Commissioner v. Heininger, 320 U.S. 467 (1943)
Commissioner v. Heininger
Argued November 12, 1943
Decided December 20, 1943
320 U.S. 467
1. Attorney's fees and other legal expenses, reasonable in amount, incurred by a taxpayer (a licensed dentist engaged in selling artificial dentures by mail) in resisting issuance by the Postmaster General of a "fraud order" which would destroy his business, and in connection with subsequent proceedings on judicial review, the final result of which was unsuccessful for the taxpayer, held, in computing income tax under the Revenue Acts of 1936 and 1938, deductible under § 23(a) as "ordinary and necessary" expenses of the business. P. 320 U. S. 472.
2. The policy of 39 U.S.C. §§ 259 and 732, which authorize the Postmaster General to issue fraud orders, will not be frustrated by allowance of the deduction. P. 320 U. S. 474.
3. The Board of Tax Appeals was not required to regard an administrative finding of guilt under 39 U.S.C. §§ 259 and 732 as barring the deduction. P. 320 U. S. 475.
4. Whether an expenditure is directly related to a business and whether it is ordinary and necessary are, in most instances, questions of fact, the decision of which by the Board of Tax Appeals is binding on the courts; but here, the Board denied the claimed deduction not by an independent exercise of judgment, but upon the erroneous view that denial was required as a matter of law. P. 320 U. S. 475.
133 F.2d 567 affirmed.

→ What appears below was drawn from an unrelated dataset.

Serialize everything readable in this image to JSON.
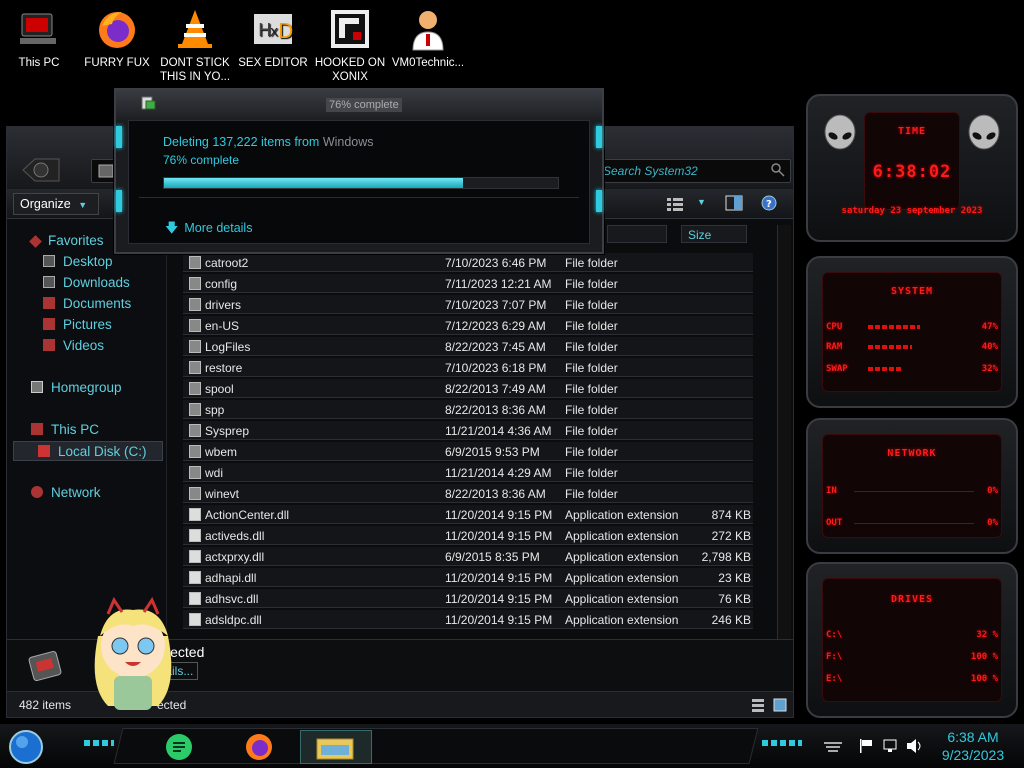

Certiorari, 319 U. S. 70, to review the reversal of a decision of the Board of Tax Appeals, 47 B.T.A. 95, which affirmed the Commissioner's determination of a deficiency in income tax.